Monday, July 28, 2003


On the Discalced Carmelite calendar, this is the feast of Blessed John Soreth, O.Carm. (The Ancient Observance celebrate his feast on 24 July.)

Blessed John was born in 1394 in Caen, and thus was a fellow Norman with St. Therese of Lisieux. He was a noted theologian of the Order in the 15th century and eventually became Prior General from 1451 until his death in 1471. It was Blessed John who was responsible for Pope Nicholas V in the bull Cum Nulla officially incorporating nuns into the Order and legally establishing the Carmelite Third Order. Pope John Paul II’s recognition of the 550th anniversary of Cum Nulla may be found here.

Thus it is Blessed John who is at least remotely responsible for the existence of the Discalced Carmelite Order. Had he not worked to provide for those women who wished to be Carmelites, St. Teresa of Jesus [of Avila] would have had no Carmelite convent to join. She might still have been a very holy woman and a canonized saint. She might even have reformed some order. But it wouldn’t have been the Carmelite Order.

An essay discussing a collection of his sermons can be found here in PDF format. There is some discussion of his life here and a good deal of his personality is revealed by means of these sermons. He was apparently quite a fiery preacher. A contemporary says: “Once he preached in Liege about the blood of Christ poured out in love for our sake on the altar of he Cross, when he so enflamed his hearers that tears fell on the cheeks of both men and women, wetting their clothes and flowing onto the pavement of the church.”

It looks as though he wouldn’t have made a very good capitalist. Michael Novak would have a seizure. “In sermons dealing with sin, Soreth reproves first of all the sins of the merchants. Sermons 25 through 31 as well as 33 and 34, deal specifically with economic questions, especially with usury. The first of these uses trade mainly as a metaphor, but no. 26 attacks the question straight on. Since goods need to be carried from place to place, Soreth says, there must be merchants, but the life of a merchant is spiritually dangerous: Dame Avarice waits for him.
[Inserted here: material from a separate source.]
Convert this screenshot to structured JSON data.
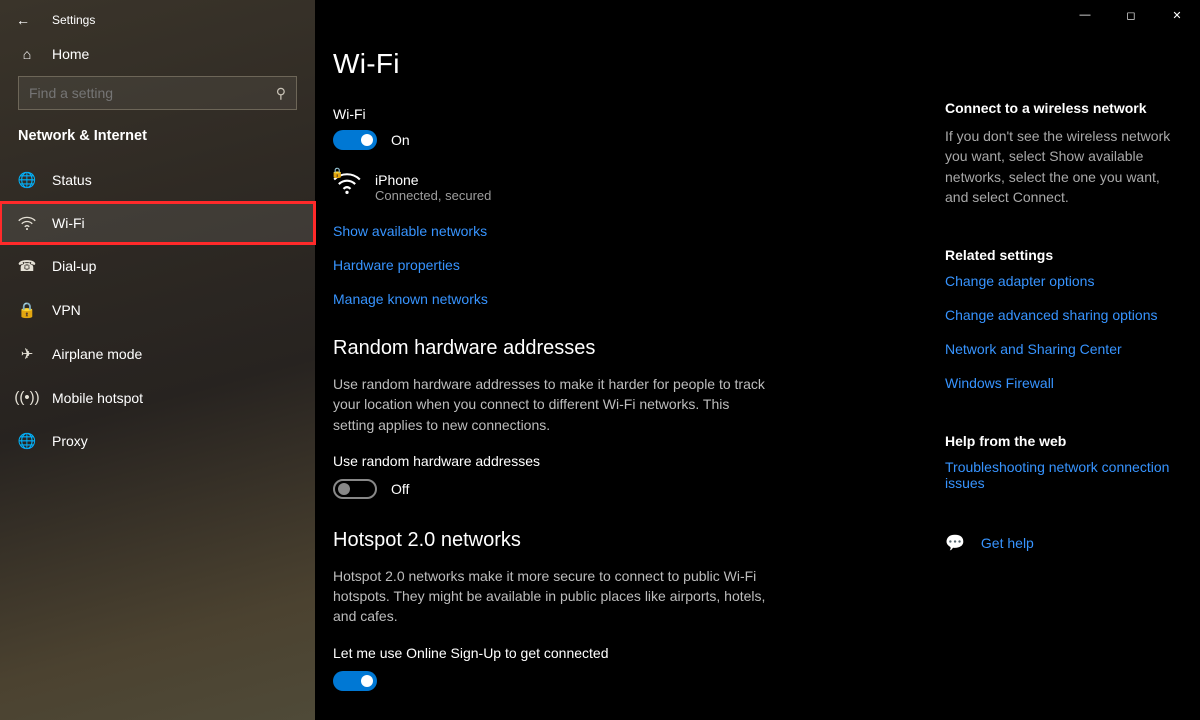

Merchants should only work to support their wives and children, and to give to the poor, not in order to gain ‘grans estas.’ He enumerates the sins of merchants: breaking the Sabbath and feasts, charging more than a just price, speculating on the resale of goods, swearing false oaths, using false weights and measures, selling fraudulently in dark places, cheating in negotiation, selling tainted food and drugs, speculation in exchange rates, and taking long trips without their wives, so that the marriage debt is not paid.”
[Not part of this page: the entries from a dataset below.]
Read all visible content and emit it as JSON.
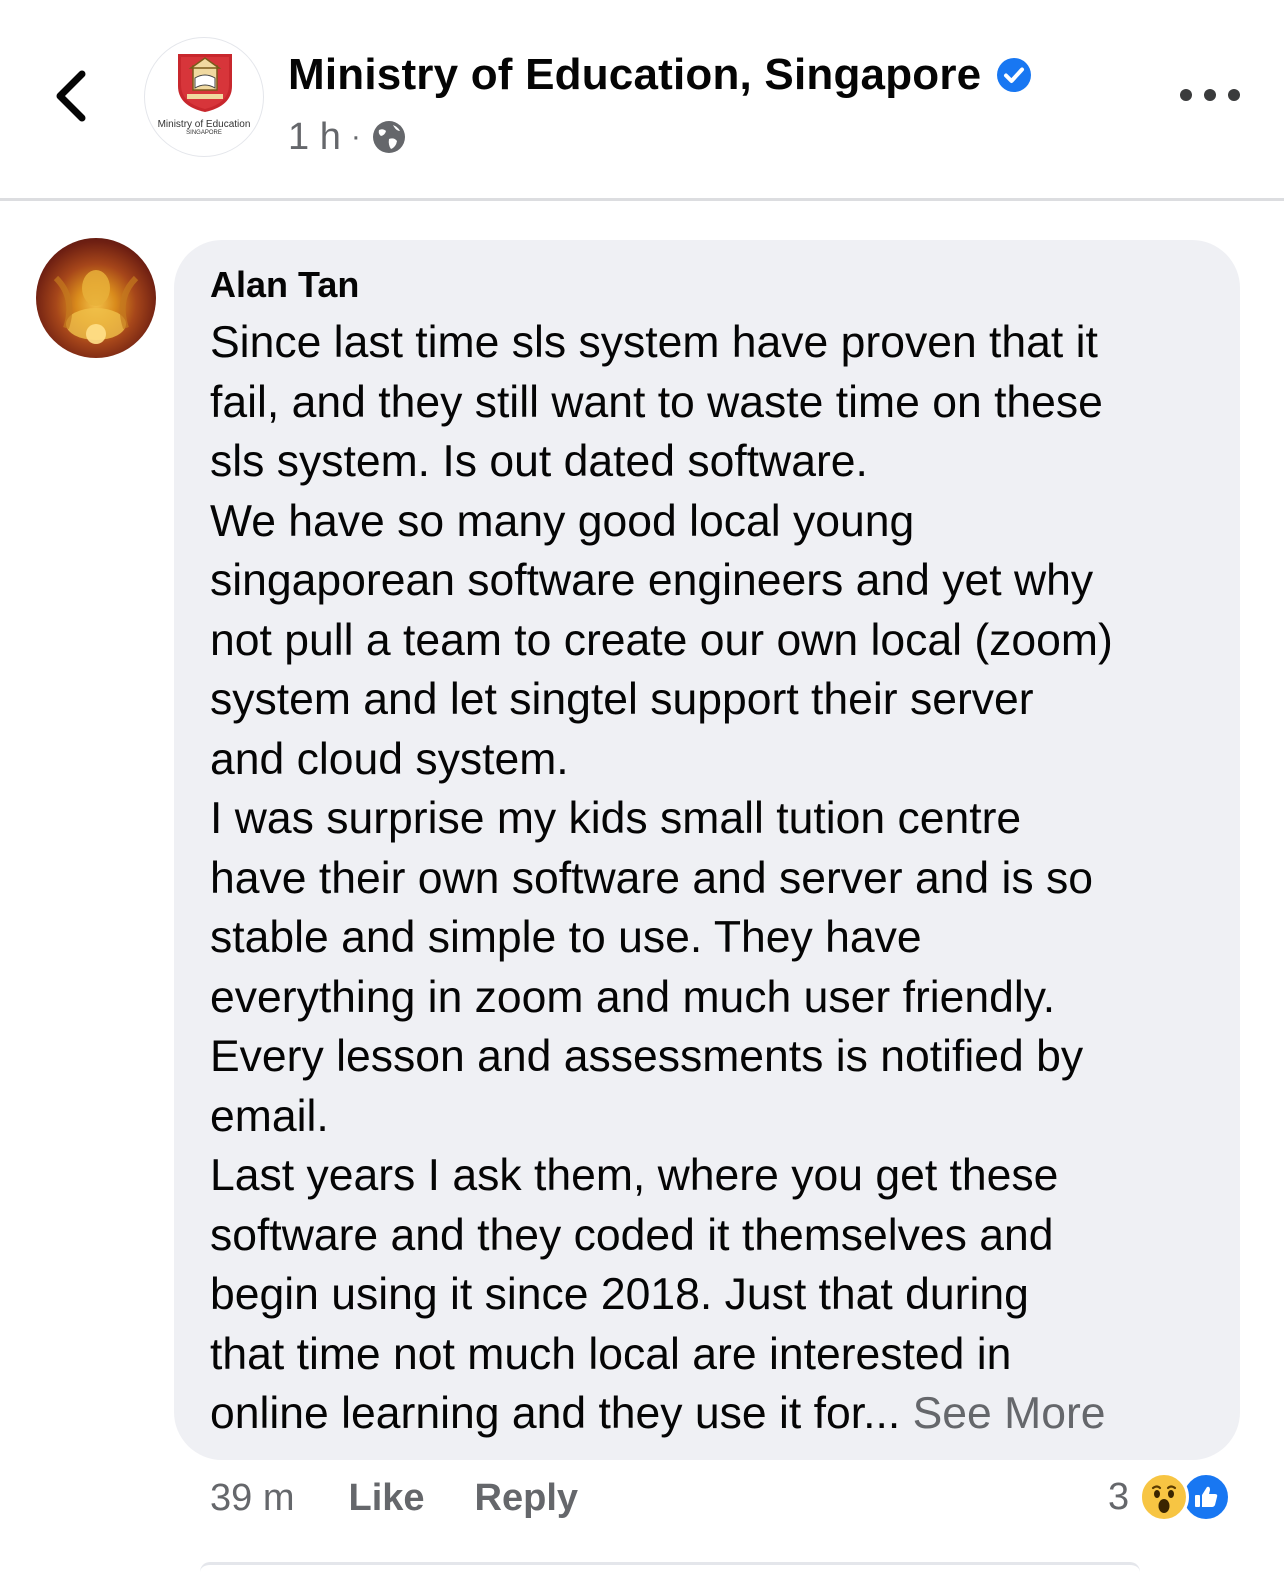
{
  "header": {
    "back_icon": "chevron-left-icon",
    "page_name": "Ministry of Education, Singapore",
    "verified_icon": "verified-badge-icon",
    "time": "1 h",
    "separator": "·",
    "privacy_icon": "globe-icon",
    "more_icon": "more-dots-icon",
    "logo_text": "Ministry of Education",
    "logo_subtext": "SINGAPORE"
  },
  "comment": {
    "author": "Alan Tan",
    "lines": [
      "Since last time sls system have proven that it",
      "fail, and they still want to waste time on these",
      "sls system. Is out dated software.",
      "We have so many good local young",
      "singaporean software engineers and yet why",
      "not pull a team to create our own local (zoom)",
      "system and let singtel support their server",
      "and cloud system.",
      "I was surprise my kids small tution centre",
      "have their own software and server and is so",
      "stable and simple to use. They have",
      "everything in zoom and much user friendly.",
      "Every lesson and assessments is notified by",
      "email.",
      "Last years I ask them, where you get these",
      "software and they coded it themselves and",
      "begin using it since 2018. Just that during",
      "that time not much local are interested in",
      "online learning and they use it for..."
    ],
    "see_more": "See More",
    "time": "39 m",
    "like_label": "Like",
    "reply_label": "Reply",
    "reaction_count": "3",
    "reaction_icons": [
      "wow-reaction-icon",
      "like-reaction-icon"
    ]
  },
  "colors": {
    "primary_text": "#050505",
    "secondary_text": "#65676b",
    "bubble_bg": "#eff0f4",
    "facebook_blue": "#1877f2",
    "verified_blue": "#1877f2",
    "logo_red": "#c8272d"
  }
}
The current collect for Blessed John’s feast day can be found here.

This is his collect in the old liturgy (which in those days was on 30 July):

Bonorum omnium largitor Deus, qui beatum Joannem ardenti honoris tui zelo et singulari in subeundis periculis fortitudine roborasti : ejus meritis et precibus concede ; ut adversa omnia tolerare et in tua dilectione persistere valeamus. Per Dominum nostrum Iesum Christum.

My translation: "O God, Giver of all good things, who strengthened Blessed John with ardent zeal for Thy honour and with remarkable fortitude in undergoing trials, grant by his merits and prayers, that we may be able to bear all adversities and persevere in Thy love. Through Our Lord Jesus Christ." (Complaints may be sent to the usual address.)